Rumours abounded that he had immersed himself so fully in the character that it was either now or never, kill Ziggy Stardust off or be swallowed entirely by Ziggy Stardust. Diamond Dogs (1974) gave Bowie his American breakthrough and he decided to relocate to the States. He became hugely influenced by Philadelphia soul, releasing Young Americans (1975) and gaining a No.1 single with Fame, which was co-written with John Lennon, Bowie had come back from space and conquered America.
Parading now, as the Thin White Duke, he defined his ascendancy in the game with Station to Station (1976), it made the star from the stars, a superstar. He lived up to the label, his debauchery is quite the legend, but true to form, the chameleon moved on, retiring to Berlin, living and working in relative seclusion. In Berlin, he studied art and began working with pioneering electronic sound musician Brian Eno. He released a trilogy of albums during his Berlin sojourn – Low (1977), Heroes (1978) and Lodger (1978).
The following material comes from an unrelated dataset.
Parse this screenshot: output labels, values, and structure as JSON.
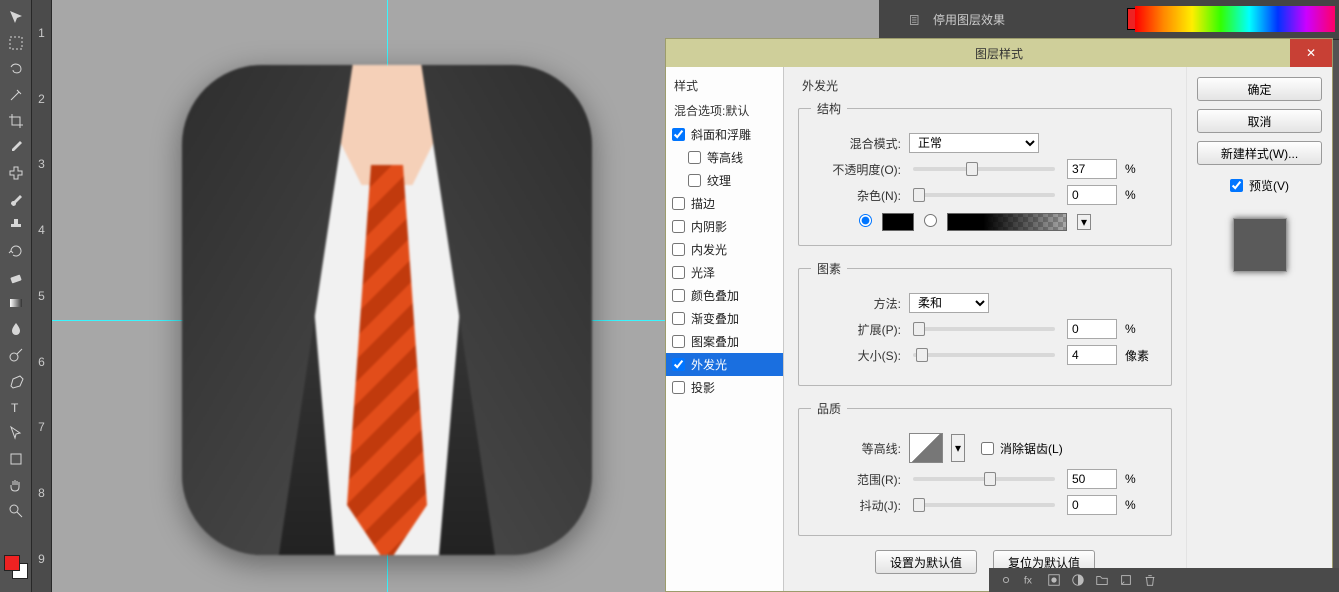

Critics and fans alike were confused at these ground-breaking albums but his megastar status ensured they were bought and to a certain extent universally appreciated. Job done and he was on the move again, recording Scary Monsters (1980) which contained the seminal Ashes to Ashes, the space oddity continued. The eighties arrived, Bowie once again had his finger on the pulse, his Let’s Dance (1983) was commercial, overstated, inflated and plush. It’s singles were released with innovative videos, three of which became international hits – China Girl, Modern Love and Let’s Dance.